Material for the task:
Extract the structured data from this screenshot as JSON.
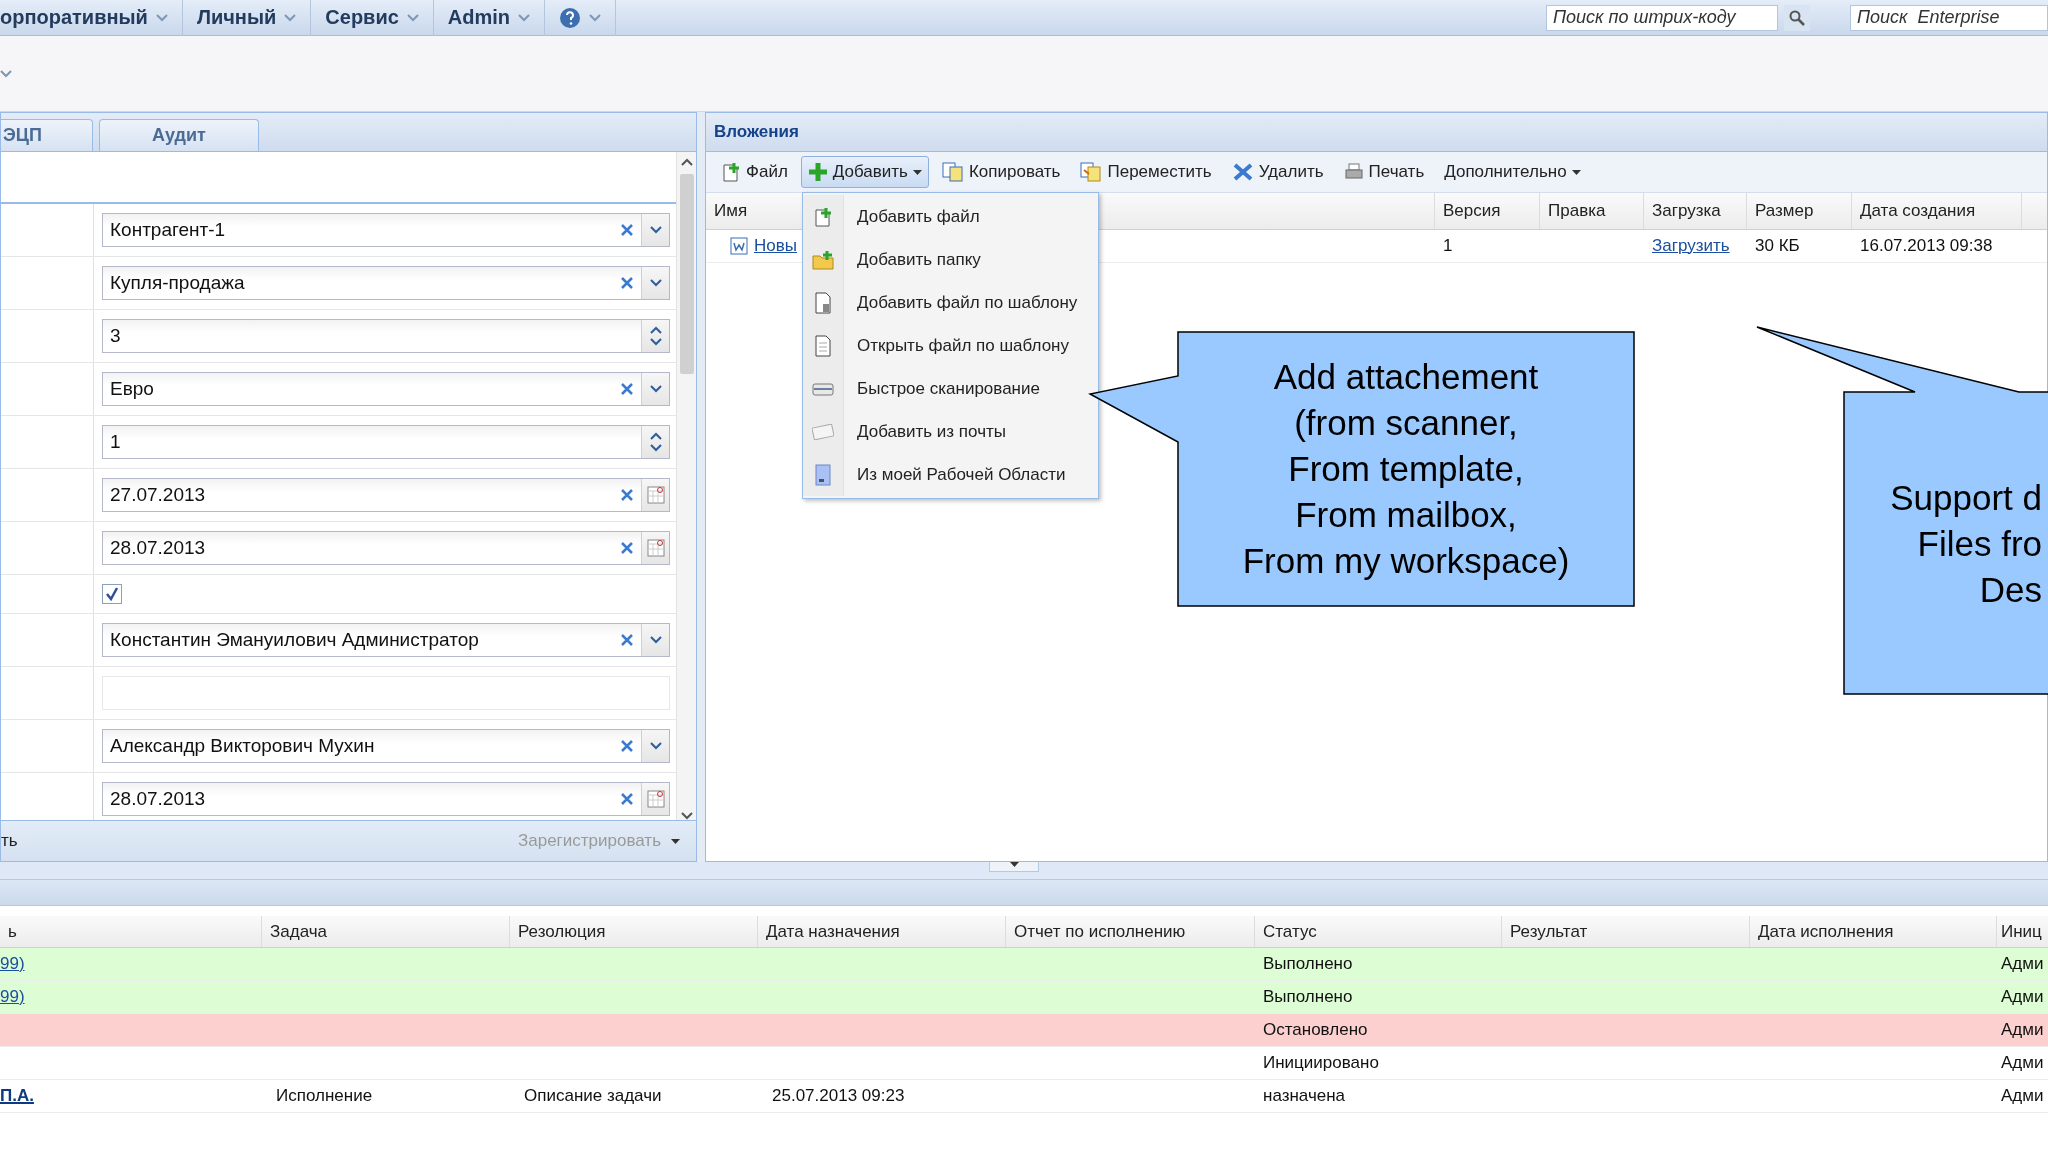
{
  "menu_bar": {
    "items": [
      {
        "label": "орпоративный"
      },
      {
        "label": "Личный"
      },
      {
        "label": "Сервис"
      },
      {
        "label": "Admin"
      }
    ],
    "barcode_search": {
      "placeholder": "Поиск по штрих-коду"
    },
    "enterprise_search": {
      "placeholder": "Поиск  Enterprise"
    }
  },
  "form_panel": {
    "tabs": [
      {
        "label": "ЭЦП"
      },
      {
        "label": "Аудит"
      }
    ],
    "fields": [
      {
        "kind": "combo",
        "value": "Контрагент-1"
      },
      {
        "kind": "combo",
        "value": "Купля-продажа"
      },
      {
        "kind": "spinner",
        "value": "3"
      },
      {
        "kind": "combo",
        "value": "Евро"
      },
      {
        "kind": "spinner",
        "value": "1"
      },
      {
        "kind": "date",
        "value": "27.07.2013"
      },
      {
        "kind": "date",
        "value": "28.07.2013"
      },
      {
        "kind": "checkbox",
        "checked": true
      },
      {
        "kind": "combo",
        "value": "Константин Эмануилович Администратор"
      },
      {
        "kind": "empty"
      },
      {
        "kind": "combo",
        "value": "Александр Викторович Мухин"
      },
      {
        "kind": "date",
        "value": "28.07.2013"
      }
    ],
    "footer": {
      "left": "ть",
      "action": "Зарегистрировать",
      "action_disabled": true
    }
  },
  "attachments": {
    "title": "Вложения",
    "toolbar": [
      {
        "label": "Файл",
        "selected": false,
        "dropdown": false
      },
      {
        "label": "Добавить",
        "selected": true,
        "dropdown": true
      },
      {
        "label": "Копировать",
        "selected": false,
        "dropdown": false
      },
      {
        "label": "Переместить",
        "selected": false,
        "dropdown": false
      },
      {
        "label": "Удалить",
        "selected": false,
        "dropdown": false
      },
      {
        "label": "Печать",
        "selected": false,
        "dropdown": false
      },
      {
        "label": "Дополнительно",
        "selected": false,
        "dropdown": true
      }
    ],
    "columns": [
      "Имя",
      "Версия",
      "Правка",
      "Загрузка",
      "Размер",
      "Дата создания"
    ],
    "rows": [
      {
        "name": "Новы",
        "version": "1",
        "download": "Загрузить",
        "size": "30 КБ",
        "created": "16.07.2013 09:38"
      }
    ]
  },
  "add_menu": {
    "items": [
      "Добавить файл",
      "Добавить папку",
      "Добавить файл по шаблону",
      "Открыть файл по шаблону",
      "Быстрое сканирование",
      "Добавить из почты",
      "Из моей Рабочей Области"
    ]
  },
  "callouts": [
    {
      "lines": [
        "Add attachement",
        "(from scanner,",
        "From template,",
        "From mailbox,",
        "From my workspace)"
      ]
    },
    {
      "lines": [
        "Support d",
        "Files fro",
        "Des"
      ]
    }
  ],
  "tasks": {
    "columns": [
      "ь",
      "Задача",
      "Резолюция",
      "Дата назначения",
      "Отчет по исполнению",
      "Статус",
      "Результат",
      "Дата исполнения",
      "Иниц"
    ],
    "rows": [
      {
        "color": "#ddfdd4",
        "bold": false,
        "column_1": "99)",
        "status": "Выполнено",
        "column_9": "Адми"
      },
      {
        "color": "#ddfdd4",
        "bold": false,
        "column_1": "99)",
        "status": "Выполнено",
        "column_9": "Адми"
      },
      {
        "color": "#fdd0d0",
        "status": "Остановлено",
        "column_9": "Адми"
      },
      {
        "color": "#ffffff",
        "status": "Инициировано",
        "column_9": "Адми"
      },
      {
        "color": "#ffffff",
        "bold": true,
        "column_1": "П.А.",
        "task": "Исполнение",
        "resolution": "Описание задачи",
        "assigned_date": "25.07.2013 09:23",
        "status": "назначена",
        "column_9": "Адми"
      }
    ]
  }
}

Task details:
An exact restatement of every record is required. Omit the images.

Solved problem:
Extract the structured data from this screenshot as JSON.
{
  "menu_bar": {
    "items": [
      {
        "label": "орпоративный"
      },
      {
        "label": "Личный"
      },
      {
        "label": "Сервис"
      },
      {
        "label": "Admin"
      }
    ],
    "barcode_search": {
      "placeholder": "Поиск по штрих-коду"
    },
    "enterprise_search": {
      "placeholder": "Поиск  Enterprise"
    }
  },
  "form_panel": {
    "tabs": [
      {
        "label": "ЭЦП"
      },
      {
        "label": "Аудит"
      }
    ],
    "fields": [
      {
        "kind": "combo",
        "value": "Контрагент-1"
      },
      {
        "kind": "combo",
        "value": "Купля-продажа"
      },
      {
        "kind": "spinner",
        "value": "3"
      },
      {
        "kind": "combo",
        "value": "Евро"
      },
      {
        "kind": "spinner",
        "value": "1"
      },
      {
        "kind": "date",
        "value": "27.07.2013"
      },
      {
        "kind": "date",
        "value": "28.07.2013"
      },
      {
        "kind": "checkbox",
        "checked": true
      },
      {
        "kind": "combo",
        "value": "Константин Эмануилович Администратор"
      },
      {
        "kind": "empty"
      },
      {
        "kind": "combo",
        "value": "Александр Викторович Мухин"
      },
      {
        "kind": "date",
        "value": "28.07.2013"
      }
    ],
    "footer": {
      "left": "ть",
      "action": "Зарегистрировать",
      "action_disabled": true
    }
  },
  "attachments": {
    "title": "Вложения",
    "toolbar": [
      {
        "label": "Файл",
        "selected": false,
        "dropdown": false
      },
      {
        "label": "Добавить",
        "selected": true,
        "dropdown": true
      },
      {
        "label": "Копировать",
        "selected": false,
        "dropdown": false
      },
      {
        "label": "Переместить",
        "selected": false,
        "dropdown": false
      },
      {
        "label": "Удалить",
        "selected": false,
        "dropdown": false
      },
      {
        "label": "Печать",
        "selected": false,
        "dropdown": false
      },
      {
        "label": "Дополнительно",
        "selected": false,
        "dropdown": true
      }
    ],
    "columns": [
      "Имя",
      "Версия",
      "Правка",
      "Загрузка",
      "Размер",
      "Дата создания"
    ],
    "rows": [
      {
        "name": "Новы",
        "version": "1",
        "download": "Загрузить",
        "size": "30 КБ",
        "created": "16.07.2013 09:38"
      }
    ]
  },
  "add_menu": {
    "items": [
      "Добавить файл",
      "Добавить папку",
      "Добавить файл по шаблону",
      "Открыть файл по шаблону",
      "Быстрое сканирование",
      "Добавить из почты",
      "Из моей Рабочей Области"
    ]
  },
  "callouts": [
    {
      "lines": [
        "Add attachement",
        "(from scanner,",
        "From template,",
        "From mailbox,",
        "From my workspace)"
      ]
    },
    {
      "lines": [
        "Support d",
        "Files fro",
        "Des"
      ]
    }
  ],
  "tasks": {
    "columns": [
      "ь",
      "Задача",
      "Резолюция",
      "Дата назначения",
      "Отчет по исполнению",
      "Статус",
      "Результат",
      "Дата исполнения",
      "Иниц"
    ],
    "rows": [
      {
        "color": "#ddfdd4",
        "bold": false,
        "column_1": "99)",
        "status": "Выполнено",
        "column_9": "Адми"
      },
      {
        "color": "#ddfdd4",
        "bold": false,
        "column_1": "99)",
        "status": "Выполнено",
        "column_9": "Адми"
      },
      {
        "color": "#fdd0d0",
        "status": "Остановлено",
        "column_9": "Адми"
      },
      {
        "color": "#ffffff",
        "status": "Инициировано",
        "column_9": "Адми"
      },
      {
        "color": "#ffffff",
        "bold": true,
        "column_1": "П.А.",
        "task": "Исполнение",
        "resolution": "Описание задачи",
        "assigned_date": "25.07.2013 09:23",
        "status": "назначена",
        "column_9": "Адми"
      }
    ]
  }
}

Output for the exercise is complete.